**Exercise instructions**
Please read the records below and return each line holding the string "Lounge".

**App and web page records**

○ ○ ○ ○ ○ ○ ○

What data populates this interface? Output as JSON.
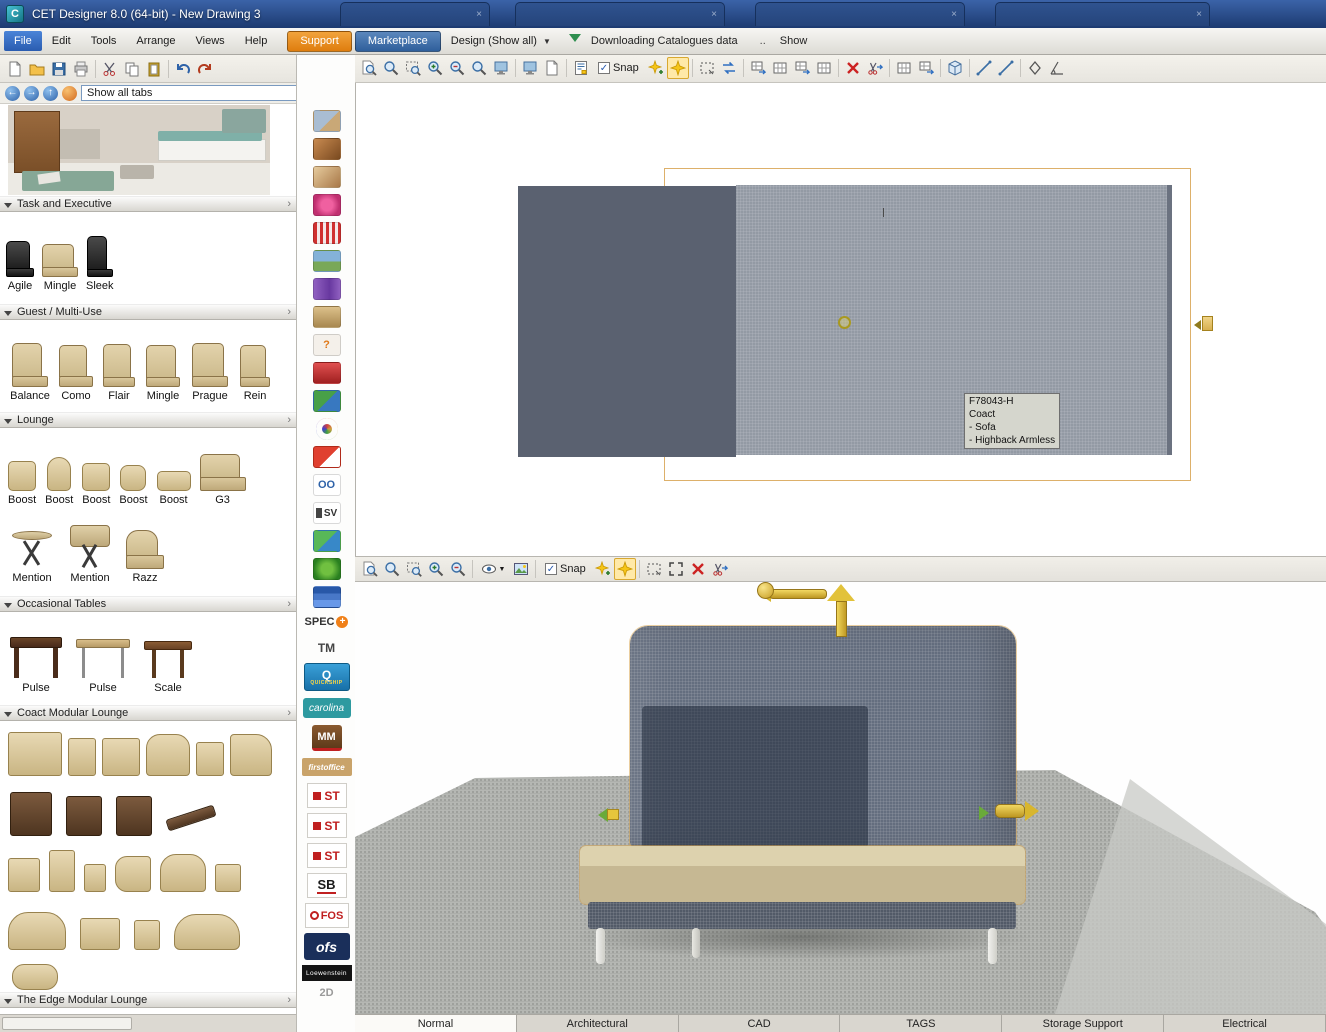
{
  "titlebar": {
    "app_title": "CET Designer 8.0 (64-bit) - New Drawing 3"
  },
  "menubar": {
    "menus": [
      "File",
      "Edit",
      "Tools",
      "Arrange",
      "Views",
      "Help"
    ],
    "support_label": "Support",
    "marketplace_label": "Marketplace",
    "design_dropdown_label": "Design (Show all)",
    "status_text": "Downloading Catalogues data",
    "dots": "..",
    "show_label": "Show"
  },
  "navbar": {
    "tabs_dropdown_value": "Show all tabs"
  },
  "viewport2d": {
    "snap_label": "Snap"
  },
  "viewport3d": {
    "snap_label": "Snap"
  },
  "tooltip": {
    "lines": [
      "F78043-H",
      "Coact",
      "- Sofa",
      "- Highback Armless"
    ]
  },
  "sidebar": {
    "sections": [
      {
        "title": "Task and Executive",
        "items": [
          "Agile",
          "Mingle",
          "Sleek"
        ]
      },
      {
        "title": "Guest / Multi-Use",
        "items": [
          "Balance",
          "Como",
          "Flair",
          "Mingle",
          "Prague",
          "Rein"
        ]
      },
      {
        "title": "Lounge",
        "items": [
          "Boost",
          "Boost",
          "Boost",
          "Boost",
          "Boost",
          "G3",
          "Mention",
          "Mention",
          "Razz"
        ]
      },
      {
        "title": "Occasional Tables",
        "items": [
          "Pulse",
          "Pulse",
          "Scale"
        ]
      },
      {
        "title": "Coact Modular Lounge",
        "items": []
      },
      {
        "title": "The Edge Modular Lounge",
        "items": []
      }
    ]
  },
  "strip": {
    "spec": "SPEC",
    "plus": "+",
    "tm": "TM",
    "quickship_q": "Q",
    "quickship": "QUICKSHIP",
    "carolina": "carolina",
    "mm": "MM",
    "firstoffice": "firstoffice",
    "st": "ST",
    "sb": "SB",
    "fos": "FOS",
    "ofs": "ofs",
    "loewenstein": "Loewenstein",
    "partial_2d": "2D"
  },
  "bottom_tabs": [
    "Normal",
    "Architectural",
    "CAD",
    "TAGS",
    "Storage Support",
    "Electrical"
  ],
  "colors": {
    "support_orange": "#e8891c",
    "marketplace_blue": "#3a699f",
    "selection_tan": "#d8a650",
    "sofa_blue": "#5d6779",
    "seat_tan": "#c6b893"
  }
}
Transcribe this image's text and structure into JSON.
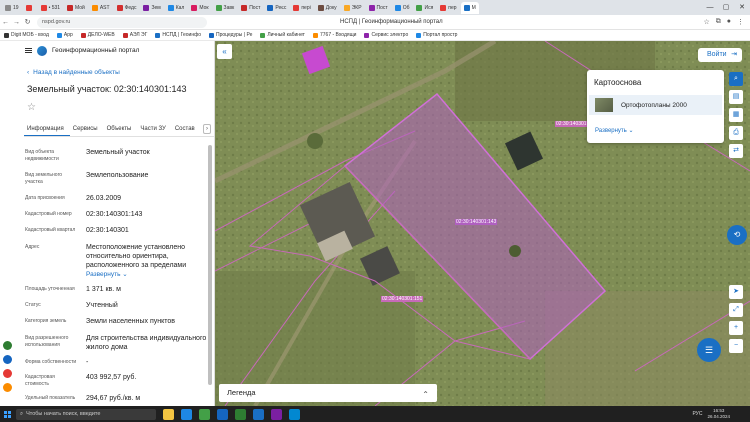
{
  "browser": {
    "tabs": [
      {
        "label": "19",
        "color": "#8a8a8a"
      },
      {
        "label": "",
        "color": "#e53935"
      },
      {
        "label": "• 531",
        "color": "#e53935"
      },
      {
        "label": "Мой",
        "color": "#c62828"
      },
      {
        "label": "AST",
        "color": "#fb8c00"
      },
      {
        "label": "Федс",
        "color": "#d32f2f"
      },
      {
        "label": "Зем",
        "color": "#7b1fa2"
      },
      {
        "label": "Кал",
        "color": "#1e88e5"
      },
      {
        "label": "Мок",
        "color": "#d81b60"
      },
      {
        "label": "Завк",
        "color": "#43a047"
      },
      {
        "label": "Пост",
        "color": "#c62828"
      },
      {
        "label": "Реєс",
        "color": "#1565c0"
      },
      {
        "label": "пері",
        "color": "#e53935"
      },
      {
        "label": "Доку",
        "color": "#6d4c41"
      },
      {
        "label": "ЭКР",
        "color": "#f9a825"
      },
      {
        "label": "Пост",
        "color": "#8e24aa"
      },
      {
        "label": "Об",
        "color": "#1e88e5"
      },
      {
        "label": "Ися",
        "color": "#43a047"
      },
      {
        "label": "пер",
        "color": "#e53935"
      },
      {
        "label": "М",
        "color": "#1a6fc4",
        "active": true
      }
    ],
    "url": "nspd.gov.ru",
    "page_title": "НСПД | Геоинформационный портал",
    "bookmarks": [
      {
        "label": "Digit МОБ - вход",
        "color": "#333"
      },
      {
        "label": "App",
        "color": "#1e88e5"
      },
      {
        "label": "ДЕЛО-WEB",
        "color": "#c62828"
      },
      {
        "label": "АЭЛ ЭГ",
        "color": "#c62828"
      },
      {
        "label": "НСПД | Геоинфо",
        "color": "#1a6fc4"
      },
      {
        "label": "Процедуры | Ре",
        "color": "#1565c0"
      },
      {
        "label": "Личный кабинет",
        "color": "#43a047"
      },
      {
        "label": "7767 - Входящи",
        "color": "#fb8c00"
      },
      {
        "label": "Сервис электро",
        "color": "#8e24aa"
      },
      {
        "label": "Портал простр",
        "color": "#1e88e5"
      }
    ]
  },
  "panel": {
    "portal_title": "Геоинформационный портал",
    "back_label": "Назад в найденные объекты",
    "object_title": "Земельный участок: 02:30:140301:143",
    "tabs": [
      "Информация",
      "Сервисы",
      "Объекты",
      "Части ЗУ",
      "Состав"
    ],
    "attributes": [
      {
        "label": "Вид объекта недвижимости",
        "value": "Земельный участок"
      },
      {
        "label": "Вид земельного участка",
        "value": "Землепользование"
      },
      {
        "label": "Дата присвоения",
        "value": "26.03.2009"
      },
      {
        "label": "Кадастровый номер",
        "value": "02:30:140301:143"
      },
      {
        "label": "Кадастровый квартал",
        "value": "02:30:140301"
      },
      {
        "label": "Адрес",
        "value": "Местоположение установлено относительно ориентира, расположенного за пределами",
        "link": "Развернуть"
      },
      {
        "label": "Площадь уточненная",
        "value": "1 371 кв. м"
      },
      {
        "label": "Статус",
        "value": "Учтенный"
      },
      {
        "label": "Категория земель",
        "value": "Земли населенных пунктов"
      },
      {
        "label": "Вид разрешенного использования",
        "value": "Для строительства индивидуального жилого дома"
      },
      {
        "label": "Форма собственности",
        "value": "-"
      },
      {
        "label": "Кадастровая стоимость",
        "value": "403 992,57 руб."
      },
      {
        "label": "Удельный показатель",
        "value": "294,67 руб./кв. м"
      }
    ]
  },
  "map": {
    "login_label": "Войти",
    "basemap_title": "Картооснова",
    "basemap_item": "Ортофотопланы 2000",
    "expand_label": "Развернуть",
    "legend_label": "Легенда",
    "parcel_label_main": "02:30:140301:143",
    "parcel_label_left": "02:30:140301:151",
    "parcel_label_top": "02:30:140301",
    "accent": "#1a6fc4",
    "parcel_fill": "#b060c0"
  },
  "taskbar": {
    "search_placeholder": "Чтобы начать поиск, введите",
    "time": "16:53",
    "date": "26.04.2024",
    "lang": "РУС"
  }
}
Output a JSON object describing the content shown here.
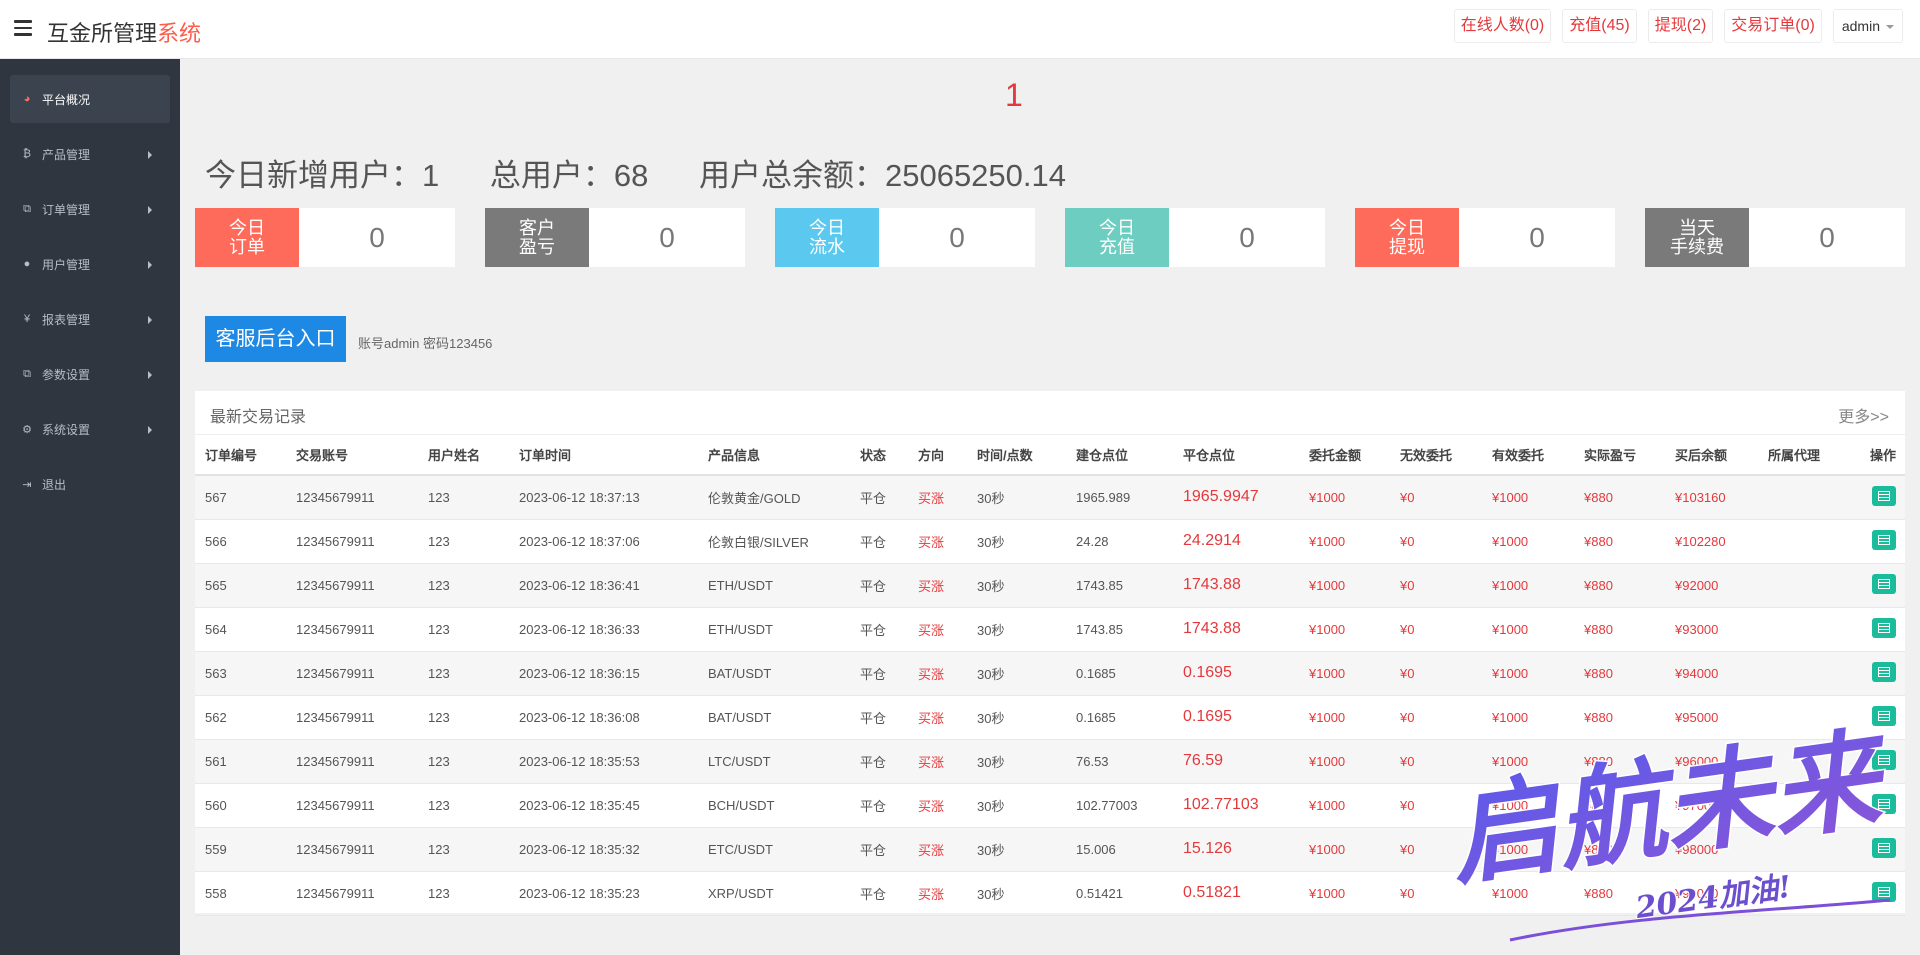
{
  "header": {
    "brand_main": "互金所管理",
    "brand_accent": "系统",
    "buttons": {
      "online": "在线人数(0)",
      "recharge": "充值(45)",
      "withdraw": "提现(2)",
      "orders": "交易订单(0)",
      "user": "admin"
    }
  },
  "sidebar": {
    "items": [
      {
        "label": "平台概况",
        "icon": "dashboard-icon"
      },
      {
        "label": "产品管理",
        "icon": "bitcoin-icon"
      },
      {
        "label": "订单管理",
        "icon": "copy-icon"
      },
      {
        "label": "用户管理",
        "icon": "user-icon"
      },
      {
        "label": "报表管理",
        "icon": "yen-icon"
      },
      {
        "label": "参数设置",
        "icon": "copy-icon"
      },
      {
        "label": "系统设置",
        "icon": "cogs-icon"
      },
      {
        "label": "退出",
        "icon": "sign-out-icon"
      }
    ]
  },
  "main": {
    "big_number": "1",
    "stats": {
      "new_users": "今日新增用户：1",
      "total_users": "总用户：68",
      "total_balance": "用户总余额：25065250.14"
    },
    "cards": [
      {
        "label1": "今日",
        "label2": "订单",
        "value": "0",
        "color": "#ff6b5b"
      },
      {
        "label1": "客户",
        "label2": "盈亏",
        "value": "0",
        "color": "#7a7a7a"
      },
      {
        "label1": "今日",
        "label2": "流水",
        "value": "0",
        "color": "#5bc8f0"
      },
      {
        "label1": "今日",
        "label2": "充值",
        "value": "0",
        "color": "#6ccdc0"
      },
      {
        "label1": "今日",
        "label2": "提现",
        "value": "0",
        "color": "#ff6b5b"
      },
      {
        "label1": "当天",
        "label2": "手续费",
        "value": "0",
        "color": "#7a7a7a"
      }
    ],
    "kf_button": "客服后台入口",
    "kf_note": "账号admin 密码123456"
  },
  "table": {
    "title": "最新交易记录",
    "more": "更多>>",
    "headers": [
      "订单编号",
      "交易账号",
      "用户姓名",
      "订单时间",
      "产品信息",
      "状态",
      "方向",
      "时间/点数",
      "建仓点位",
      "平仓点位",
      "委托金额",
      "无效委托",
      "有效委托",
      "实际盈亏",
      "买后余额",
      "所属代理",
      "操作"
    ],
    "rows": [
      {
        "id": "567",
        "account": "12345679911",
        "name": "123",
        "time": "2023-06-12 18:37:13",
        "product": "伦敦黄金/GOLD",
        "status": "平仓",
        "direction": "买涨",
        "period": "30秒",
        "open": "1965.989",
        "close": "1965.9947",
        "amount": "¥1000",
        "invalid": "¥0",
        "valid": "¥1000",
        "profit": "¥880",
        "balance": "¥103160",
        "agent": ""
      },
      {
        "id": "566",
        "account": "12345679911",
        "name": "123",
        "time": "2023-06-12 18:37:06",
        "product": "伦敦白银/SILVER",
        "status": "平仓",
        "direction": "买涨",
        "period": "30秒",
        "open": "24.28",
        "close": "24.2914",
        "amount": "¥1000",
        "invalid": "¥0",
        "valid": "¥1000",
        "profit": "¥880",
        "balance": "¥102280",
        "agent": ""
      },
      {
        "id": "565",
        "account": "12345679911",
        "name": "123",
        "time": "2023-06-12 18:36:41",
        "product": "ETH/USDT",
        "status": "平仓",
        "direction": "买涨",
        "period": "30秒",
        "open": "1743.85",
        "close": "1743.88",
        "amount": "¥1000",
        "invalid": "¥0",
        "valid": "¥1000",
        "profit": "¥880",
        "balance": "¥92000",
        "agent": ""
      },
      {
        "id": "564",
        "account": "12345679911",
        "name": "123",
        "time": "2023-06-12 18:36:33",
        "product": "ETH/USDT",
        "status": "平仓",
        "direction": "买涨",
        "period": "30秒",
        "open": "1743.85",
        "close": "1743.88",
        "amount": "¥1000",
        "invalid": "¥0",
        "valid": "¥1000",
        "profit": "¥880",
        "balance": "¥93000",
        "agent": ""
      },
      {
        "id": "563",
        "account": "12345679911",
        "name": "123",
        "time": "2023-06-12 18:36:15",
        "product": "BAT/USDT",
        "status": "平仓",
        "direction": "买涨",
        "period": "30秒",
        "open": "0.1685",
        "close": "0.1695",
        "amount": "¥1000",
        "invalid": "¥0",
        "valid": "¥1000",
        "profit": "¥880",
        "balance": "¥94000",
        "agent": ""
      },
      {
        "id": "562",
        "account": "12345679911",
        "name": "123",
        "time": "2023-06-12 18:36:08",
        "product": "BAT/USDT",
        "status": "平仓",
        "direction": "买涨",
        "period": "30秒",
        "open": "0.1685",
        "close": "0.1695",
        "amount": "¥1000",
        "invalid": "¥0",
        "valid": "¥1000",
        "profit": "¥880",
        "balance": "¥95000",
        "agent": ""
      },
      {
        "id": "561",
        "account": "12345679911",
        "name": "123",
        "time": "2023-06-12 18:35:53",
        "product": "LTC/USDT",
        "status": "平仓",
        "direction": "买涨",
        "period": "30秒",
        "open": "76.53",
        "close": "76.59",
        "amount": "¥1000",
        "invalid": "¥0",
        "valid": "¥1000",
        "profit": "¥880",
        "balance": "¥96000",
        "agent": ""
      },
      {
        "id": "560",
        "account": "12345679911",
        "name": "123",
        "time": "2023-06-12 18:35:45",
        "product": "BCH/USDT",
        "status": "平仓",
        "direction": "买涨",
        "period": "30秒",
        "open": "102.77003",
        "close": "102.77103",
        "amount": "¥1000",
        "invalid": "¥0",
        "valid": "¥1000",
        "profit": "¥880",
        "balance": "¥97000",
        "agent": ""
      },
      {
        "id": "559",
        "account": "12345679911",
        "name": "123",
        "time": "2023-06-12 18:35:32",
        "product": "ETC/USDT",
        "status": "平仓",
        "direction": "买涨",
        "period": "30秒",
        "open": "15.006",
        "close": "15.126",
        "amount": "¥1000",
        "invalid": "¥0",
        "valid": "¥1000",
        "profit": "¥880",
        "balance": "¥98000",
        "agent": ""
      },
      {
        "id": "558",
        "account": "12345679911",
        "name": "123",
        "time": "2023-06-12 18:35:23",
        "product": "XRP/USDT",
        "status": "平仓",
        "direction": "买涨",
        "period": "30秒",
        "open": "0.51421",
        "close": "0.51821",
        "amount": "¥1000",
        "invalid": "¥0",
        "valid": "¥1000",
        "profit": "¥880",
        "balance": "¥99000",
        "agent": ""
      }
    ]
  },
  "watermark": {
    "text": "启航未来",
    "sub": "2024加油!"
  }
}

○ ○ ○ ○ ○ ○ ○

**Output**
        "title": "Lounge",
        "title": "Coact Modular Lounge",
        "title": "The Edge Modular Lounge",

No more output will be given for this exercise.